He has given his students autonomy — choices in readings and writing topics, for example. If they have ownership of what they’re doing and feel their assignments are personal, he says, they can find meaning in this new style of education.
Math instructor Jen Giudice misses being able to draw a reluctant student into a classroom discussion. She also misses “the synergy of students working together, and discovering things in small groups.”
She is used to learning new technology, but not “all at once and in uncharted territory. I wanted so badly to have it all up, running and perfect right away. I didn’t want my bumps in the road to discombobulate thins for the students.
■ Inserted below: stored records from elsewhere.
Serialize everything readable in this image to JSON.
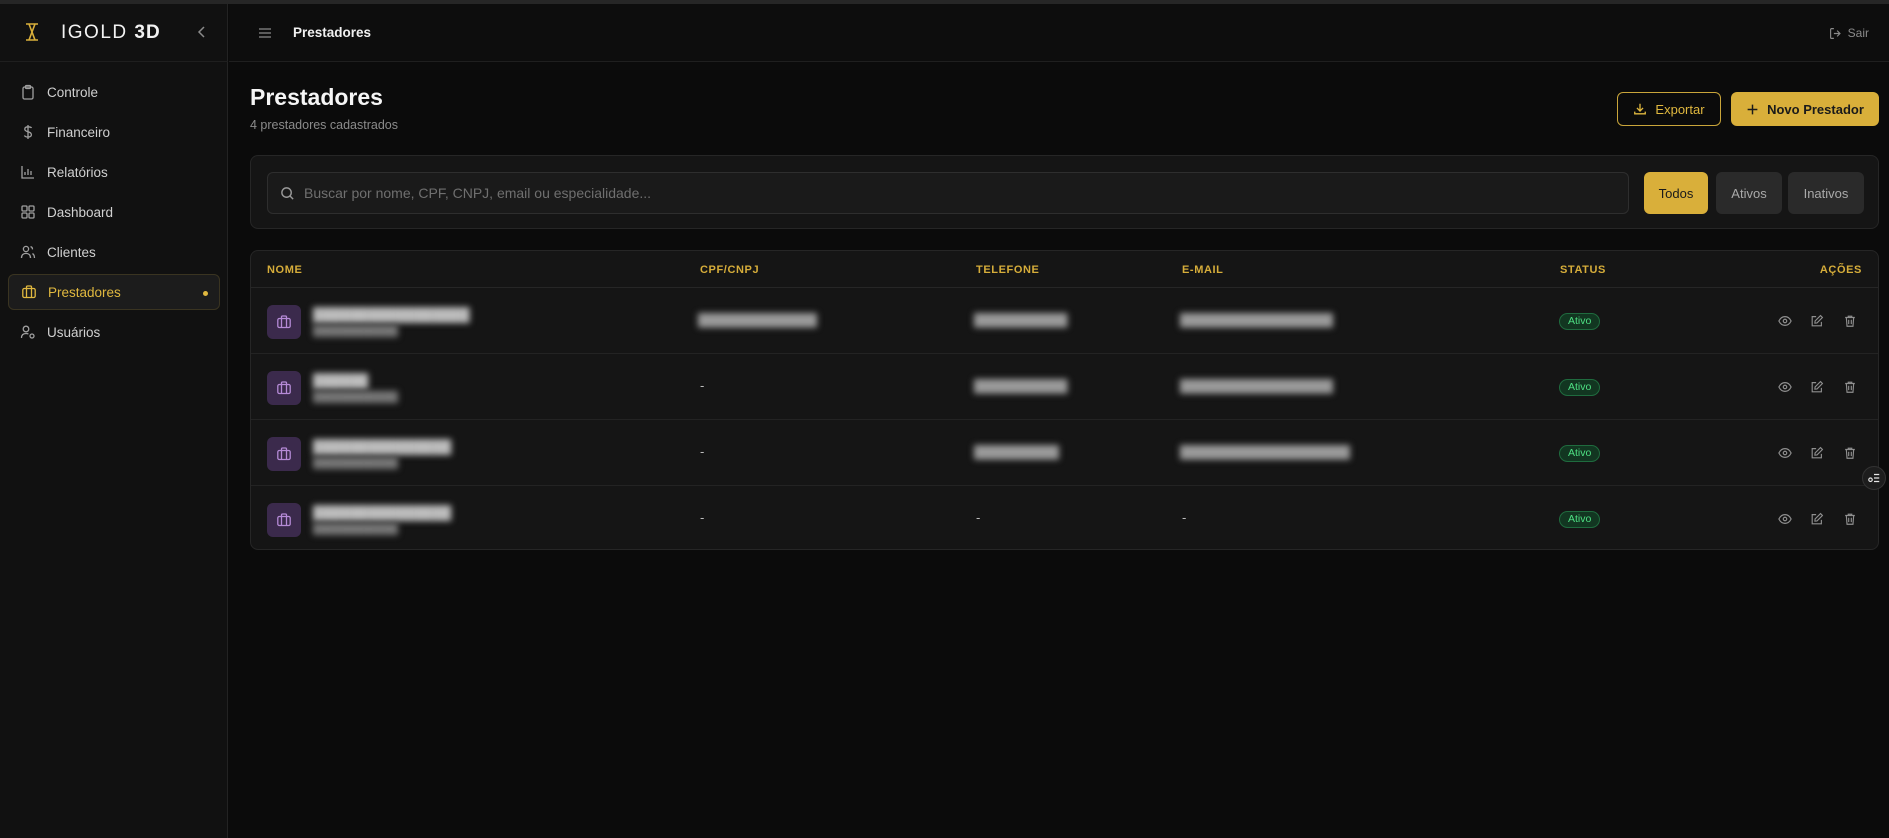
{
  "brand": {
    "name_light": "IGOLD",
    "name_bold": "3D"
  },
  "sidebar": {
    "items": [
      {
        "label": "Controle",
        "icon": "clipboard-icon"
      },
      {
        "label": "Financeiro",
        "icon": "dollar-icon"
      },
      {
        "label": "Relatórios",
        "icon": "bar-chart-icon"
      },
      {
        "label": "Dashboard",
        "icon": "grid-icon"
      },
      {
        "label": "Clientes",
        "icon": "users-icon"
      },
      {
        "label": "Prestadores",
        "icon": "briefcase-icon",
        "active": true
      },
      {
        "label": "Usuários",
        "icon": "user-cog-icon"
      }
    ]
  },
  "header": {
    "breadcrumb": "Prestadores",
    "logout_label": "Sair"
  },
  "page": {
    "title": "Prestadores",
    "subtitle": "4 prestadores cadastrados",
    "export_label": "Exportar",
    "new_label": "Novo Prestador"
  },
  "search": {
    "placeholder": "Buscar por nome, CPF, CNPJ, email ou especialidade..."
  },
  "filters": {
    "all": "Todos",
    "active": "Ativos",
    "inactive": "Inativos"
  },
  "table": {
    "columns": {
      "name": "NOME",
      "doc": "CPF/CNPJ",
      "phone": "TELEFONE",
      "email": "E-MAIL",
      "status": "STATUS",
      "actions": "AÇÕES"
    },
    "rows": [
      {
        "name": "█████████████████",
        "doc": "██████████████",
        "phone": "███████████",
        "email": "██████████████████",
        "status": "Ativo"
      },
      {
        "name": "██████",
        "doc": "-",
        "phone": "███████████",
        "email": "██████████████████",
        "status": "Ativo"
      },
      {
        "name": "███████████████",
        "doc": "-",
        "phone": "██████████",
        "email": "████████████████████",
        "status": "Ativo"
      },
      {
        "name": "███████████████",
        "doc": "-",
        "phone": "-",
        "email": "-",
        "status": "Ativo"
      }
    ]
  },
  "colors": {
    "accent": "#d9af3a",
    "success": "#4ee083",
    "avatar_bg": "#3b2a4c"
  }
}
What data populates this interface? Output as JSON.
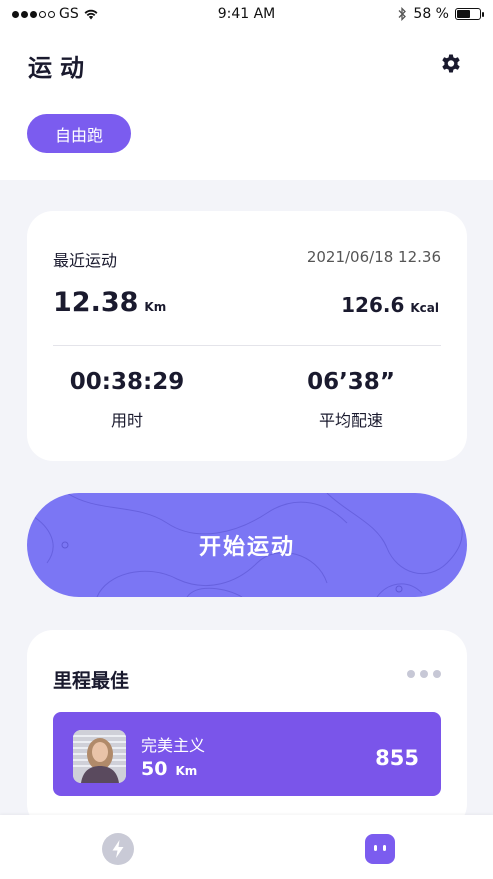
{
  "status_bar": {
    "carrier": "GS",
    "time": "9:41 AM",
    "battery": "58 %",
    "battery_level": 0.58
  },
  "header": {
    "title": "运动"
  },
  "mode_chip": {
    "label": "自由跑"
  },
  "recent": {
    "label": "最近运动",
    "date": "2021/06/18  12.36",
    "distance": "12.38",
    "distance_unit": "Km",
    "calories": "126.6",
    "calories_unit": "Kcal",
    "duration": "00:38:29",
    "duration_label": "用时",
    "pace": "06’38”",
    "pace_label": "平均配速"
  },
  "start_button": {
    "label": "开始运动"
  },
  "best": {
    "title": "里程最佳",
    "record": {
      "name": "完美主义",
      "distance": "50",
      "distance_unit": "Km",
      "score": "855"
    }
  },
  "icons": {
    "settings": "gear-icon",
    "more": "more-dots-icon",
    "tab_sport": "lightning-icon",
    "tab_me": "robot-face-icon"
  },
  "colors": {
    "accent": "#7b5cef",
    "start_button": "#7b76f4",
    "record_row": "#7a55ea",
    "background": "#f3f4f9"
  }
}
I wanted things from my side to be seamless — yet it wasn’t.”
English teacher Ann Neary maintains continuity by “dressing as usual.” She has learned to give “super concise directions,” and slowed the pacing of her lessons. She set up “virtual Socratic seminars,” small group book clubs, and records her lessons for those who cannot be there when class meets.
Her priority is “the well-being of my students”; her challenge is “maintaining community and building empathy.” To help do that she posts recipes for bagels, links to yoga videos, and photos of herself dressed as characters in the books she’s reading. Here’s a screenshot of herself teaching, and as Anne Morrow Lindbergh:
As teachers and students adapt to, and even embrace, distance learning, small moments stand out.
For Giolitto, it was reconnecting with his “Connections” class. That’s the program — introduced this year — in which teachers meet with small groups twice weekly, for 20 minutes each; they’ll stay together throughout their Staples careers.
“All year, we’ve worked to build a community at Staples. To have a majority of my group show up and discuss everything — school, positives that are happening in their lives, TV shows, even Tiktok — brought a sense of normalcy and comfort in difficult circumstances.”
Giudice — who praises her math department colleagues for their help through the distance learning effort — says, “each day, the simplest events keep me going. At the end of our Google Meet sessions, so many students say ‘thank you’ before signing out. All of their voices chime in. It makes it all worth it!”
The first time Barahona ran a Google Meet class, every new face that popped up on screen filled him with joy.
“Seeing them made me realize how much I truly love teaching, and how much joy students bring to my life,” he says.
One of Enia Noonan’s world language students brings
his her pet snake to lessons. The class is learning about him — in Italian, of course — while other students have played the piano, ukelele and marimba.
Siblings who studied Italian at Staples before graduating have made guest appearances during her “virtual Italian coffee bar conversations.”
“We’re lucky that our students see the value in face-to-face interaction, especially while studying a new language,” Noonan says. “They play an important part in making distance learning effective. They are my raggi di sole — rays of sunshine — throughout this experience.”